“Follow the valley to the tumbled down hay barn then take the path past the twisted hawthorn over the moor till you come to the shoe maker’s cottage.

 

 

“Bryn Jones is his name. Ask directions from him, if you’re in luck he’ll be there and he’ll be sure to give you further instructions…for a few coins.”

 

 

 

 

 

He laughed heartily.

Pedws FFowk decided she’d better take all the coins she had hidden under the floor boards at home as she was probably going to need them!

So she went as fast, which was in fact very slow, as her brittle legs would carry her to try and find St Elian’s Well. Some of the time it poured, some of the time it drizzled and the rest of the time it spat with rain.

Fortunately she was in luck and Bryn Jones the shoemaker was at home eating rabbit pie.

He obligingly gave her the directions to The Well which was just around the corner, though this fact cost Pedws FFowk three more silver coins.

Arriving out of breath and thin as a pin some while later at St Elian’s Well Pedws Ffowk saw an old lady with cracks upon her face like mountain crevices and a smell like sheep.

She was dressed in a black robe which dragged along the ground and had mud encrusted up to the knee.

 

 

Her hair was knotted as if she slept in a hedge, which in fact she did. Pedws Ffowk held her breath best she could and drew close to explain her predicament.

“That’ll be five silver coins please.” said The Keeper of the Well “If you want me to have a look in The Register to see if your name is written there.”

 

 

Five silver coins! Pedws was shocked. But as it was a matter of life and death she handed the coins over. She forced a smile.

“So, am I in The Register? Am I in The Register?”

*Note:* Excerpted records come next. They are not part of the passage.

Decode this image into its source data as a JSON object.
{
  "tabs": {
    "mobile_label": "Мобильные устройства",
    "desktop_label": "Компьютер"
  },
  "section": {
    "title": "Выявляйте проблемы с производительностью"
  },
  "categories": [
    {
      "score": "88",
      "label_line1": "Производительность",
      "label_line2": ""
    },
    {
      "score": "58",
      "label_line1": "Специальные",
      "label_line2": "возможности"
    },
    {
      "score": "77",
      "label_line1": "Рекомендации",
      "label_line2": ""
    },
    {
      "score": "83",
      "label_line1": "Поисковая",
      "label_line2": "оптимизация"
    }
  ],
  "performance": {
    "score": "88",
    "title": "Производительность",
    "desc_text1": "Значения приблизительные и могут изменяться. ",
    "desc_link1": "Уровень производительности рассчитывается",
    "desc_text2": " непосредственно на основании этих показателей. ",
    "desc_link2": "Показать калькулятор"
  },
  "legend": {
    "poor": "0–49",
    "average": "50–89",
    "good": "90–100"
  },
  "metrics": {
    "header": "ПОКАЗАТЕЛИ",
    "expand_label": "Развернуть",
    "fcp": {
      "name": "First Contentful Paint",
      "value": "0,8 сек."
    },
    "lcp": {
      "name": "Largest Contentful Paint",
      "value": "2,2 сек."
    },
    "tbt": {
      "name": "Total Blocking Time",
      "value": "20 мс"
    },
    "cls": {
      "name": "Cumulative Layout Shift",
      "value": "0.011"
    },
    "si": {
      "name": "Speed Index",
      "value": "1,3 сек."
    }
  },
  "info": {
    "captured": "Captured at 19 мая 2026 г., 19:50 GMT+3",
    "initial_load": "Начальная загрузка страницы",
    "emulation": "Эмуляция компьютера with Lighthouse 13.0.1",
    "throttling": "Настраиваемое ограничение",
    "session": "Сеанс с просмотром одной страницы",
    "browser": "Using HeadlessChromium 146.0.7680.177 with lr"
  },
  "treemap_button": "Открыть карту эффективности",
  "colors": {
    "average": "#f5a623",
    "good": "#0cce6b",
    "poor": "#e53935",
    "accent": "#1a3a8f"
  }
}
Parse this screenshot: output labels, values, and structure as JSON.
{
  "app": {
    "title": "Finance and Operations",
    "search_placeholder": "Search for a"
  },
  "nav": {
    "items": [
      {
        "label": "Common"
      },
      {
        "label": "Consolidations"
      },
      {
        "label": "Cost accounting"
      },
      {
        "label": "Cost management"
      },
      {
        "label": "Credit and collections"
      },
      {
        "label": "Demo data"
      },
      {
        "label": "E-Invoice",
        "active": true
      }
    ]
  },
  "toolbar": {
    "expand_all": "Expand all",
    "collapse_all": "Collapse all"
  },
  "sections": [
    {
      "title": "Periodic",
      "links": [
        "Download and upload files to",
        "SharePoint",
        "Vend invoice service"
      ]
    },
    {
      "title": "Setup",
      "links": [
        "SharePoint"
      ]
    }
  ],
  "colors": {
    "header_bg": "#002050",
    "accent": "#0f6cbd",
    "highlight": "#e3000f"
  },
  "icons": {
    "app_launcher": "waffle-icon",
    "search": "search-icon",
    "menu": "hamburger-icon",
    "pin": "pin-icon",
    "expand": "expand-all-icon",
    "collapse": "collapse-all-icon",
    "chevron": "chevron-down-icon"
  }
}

The lady creaked her way over to a twisted tree by The Well and took down a tattered book wedged between two branches. She leafed slowly through it and Pedws saw several spiders run up her arm from the book and disappear into her hair.

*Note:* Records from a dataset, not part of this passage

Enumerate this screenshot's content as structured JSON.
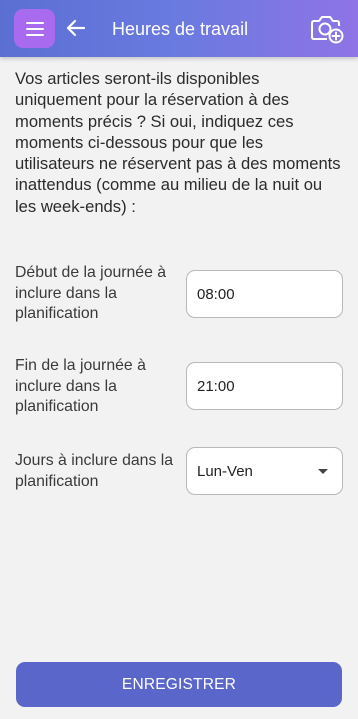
{
  "header": {
    "title": "Heures de travail"
  },
  "intro_text": "Vos articles seront-ils disponibles uniquement pour la réservation à des moments précis ? Si oui, indiquez ces moments ci-dessous pour que les utilisateurs ne réservent pas à des moments inattendus (comme au milieu de la nuit ou les week-ends) :",
  "form": {
    "start": {
      "label": "Début de la journée à inclure dans la planification",
      "value": "08:00"
    },
    "end": {
      "label": "Fin de la journée à inclure dans la planification",
      "value": "21:00"
    },
    "days": {
      "label": "Jours à inclure dans la planification",
      "selected": "Lun-Ven"
    }
  },
  "save_label": "ENREGISTRER",
  "colors": {
    "header_start": "#5b6fd3",
    "header_end": "#8f74e6",
    "menu_button": "#a86bf0",
    "save_button": "#5a66c9",
    "background": "#f2f2f2"
  },
  "icons": {
    "menu": "hamburger-menu-icon",
    "back": "arrow-left-icon",
    "camera": "camera-add-icon",
    "dropdown": "caret-down-icon"
  }
}
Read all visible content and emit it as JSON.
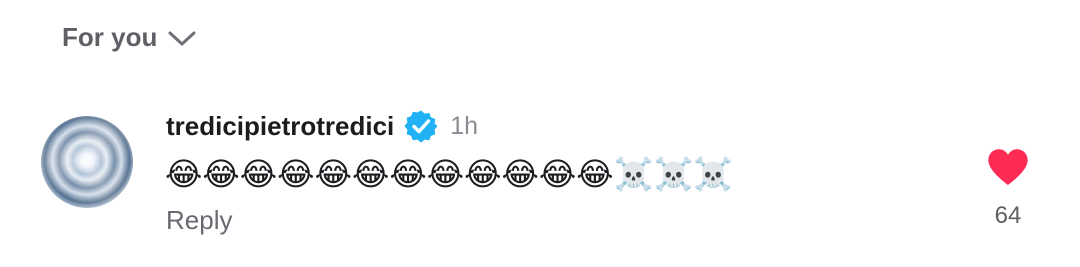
{
  "sort": {
    "label": "For you"
  },
  "comment": {
    "username": "tredicipietrotredici",
    "verified": true,
    "timestamp": "1h",
    "text": "😂😂😂😂😂😂😂😂😂😂😂😂☠️☠️☠️",
    "reply_label": "Reply",
    "like_count": "64",
    "liked": true
  },
  "colors": {
    "like": "#fe2c55",
    "verified": "#20b2f5",
    "muted_text": "#686a70"
  },
  "icons": {
    "sort_toggle": "chevron-down-icon",
    "verified": "verified-badge-icon",
    "like": "heart-icon"
  }
}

“Pedws Ffowk… Pedws Ffowk… Pedws Ffowk…Ah, yes, the third of March this year, that’s the day you were cursed.”

And that was in fact the day she had first fallen ill on her way back from market with a fat chicken.

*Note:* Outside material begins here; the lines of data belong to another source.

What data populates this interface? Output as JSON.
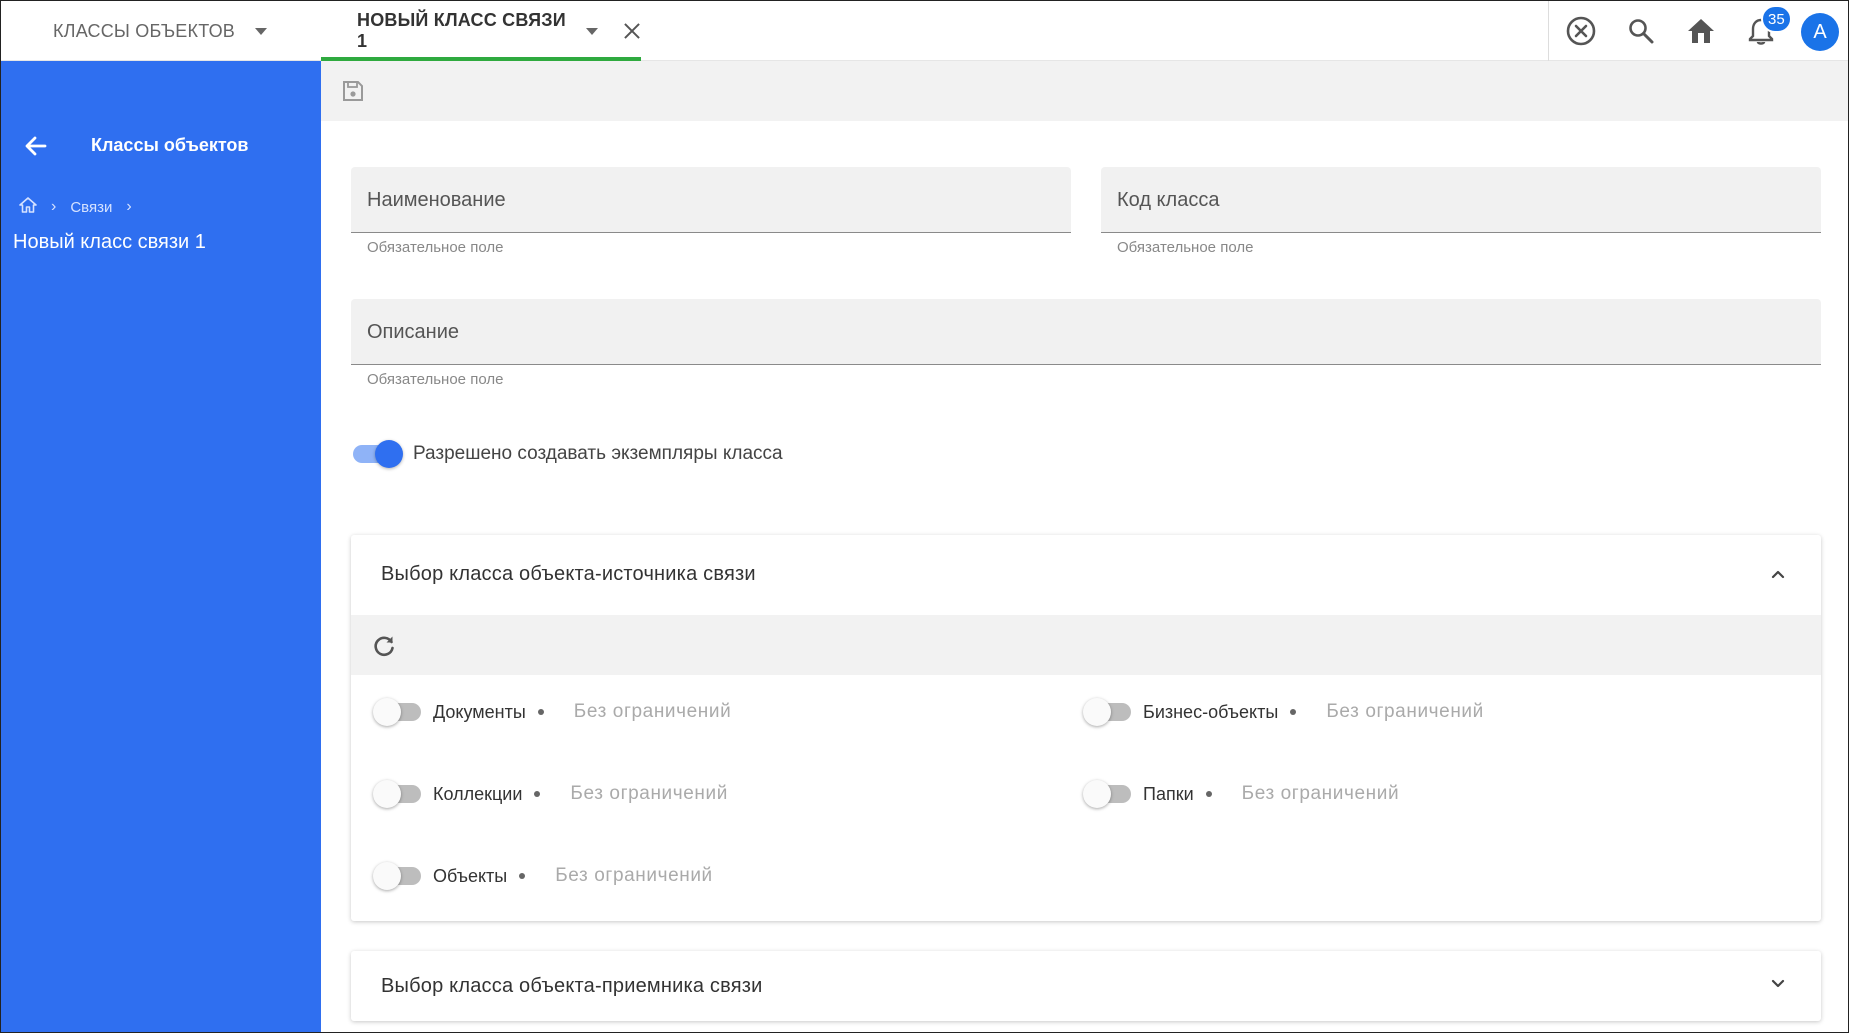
{
  "tabs": [
    {
      "label": "КЛАССЫ ОБЪЕКТОВ"
    },
    {
      "label": "НОВЫЙ КЛАСС СВЯЗИ 1"
    }
  ],
  "header": {
    "notifications_count": "35",
    "avatar_initial": "А"
  },
  "sidebar": {
    "back_label": "Классы объектов",
    "breadcrumb": [
      "Связи"
    ],
    "title": "Новый класс связи 1"
  },
  "form": {
    "name_label": "Наименование",
    "name_hint": "Обязательное поле",
    "code_label": "Код класса",
    "code_hint": "Обязательное поле",
    "desc_label": "Описание",
    "desc_hint": "Обязательное поле",
    "allow_instances_label": "Разрешено создавать экземпляры класса"
  },
  "source_panel": {
    "title": "Выбор класса объекта-источника связи",
    "options": [
      {
        "name": "Документы",
        "value": "Без ограничений"
      },
      {
        "name": "Коллекции",
        "value": "Без ограничений"
      },
      {
        "name": "Объекты",
        "value": "Без ограничений"
      },
      {
        "name": "Бизнес-объекты",
        "value": "Без ограничений"
      },
      {
        "name": "Папки",
        "value": "Без ограничений"
      }
    ]
  },
  "target_panel": {
    "title": "Выбор класса объекта-приемника связи"
  },
  "colors": {
    "sidebar": "#2f6ff0",
    "accent": "#1a73e8",
    "tab_indicator": "#2faa3f"
  }
}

Pedws threw her arms in the air and begged The Keeper to remove the curse.

Alas, The Keeper demanded a further fifteen silver coins and cackled with her mouth open so wide Pedws noticed moss growing on her teeth.

“Fifteen silver coins! But that’s all I have in the world!”

Pedws Ffowk was beginning to feel she was being taken for a ride but knew better than say what she thought of these wise women. They knew how to curse alright.

So with a deep sigh she handed over the silver and The Keeper of The Well scratched her name from The Register. Then she put her hand deep in The Well and scooped out the pebble with PF scrawled upon it.

 

And it’s a fact that from that moment on Pedws Ffowk’s health improved, she almost skipped as she left the old lady in her damp abode.

 

 

 

 

 

She walked back home and with every step felt stronger, she ate and the weight stayed on, she fed the chickens and the goats and her muscles swelled like never before and she even knitted a whole shawl in a day.

And her barn was always full of hay and grain and her husband, for one fine spring day she got married, looked after their sheep as good as any shepherd could.

Though one thing did puzzled her for the rest of her life.

Who had put her in St Elian’s Well?

And why?

The story of St Elian’s Cursing Well in fact doesn’t end there.

In 1829 the Minister of the local Methodist Church, being a godly man concerned with the well being of his flock, decided to put an end to the trade in curses and had the well destroyed.

 

 

 

 

However a local man, John Evans or Jac Ffynnon Elian as he began to call himself as the new Keeper of the Well, diverted the miraculous waters to his own land and make a tidy sum he did with the steady flow of customers wishing to place a curse at the restored Well.

His reputation as Keeper of St Elian’s Well did however take a blow as he was taken to court and found guilty of charging people to remove curses that had not been cast in the first place and was imprisoned for a few months.

 

 

 

 

 

On his release he continued in business for several decades until the well was finally closed in 1850 and to this day remains inaccessible to the public.

 

 

 

In case you were thinking of paying a visit.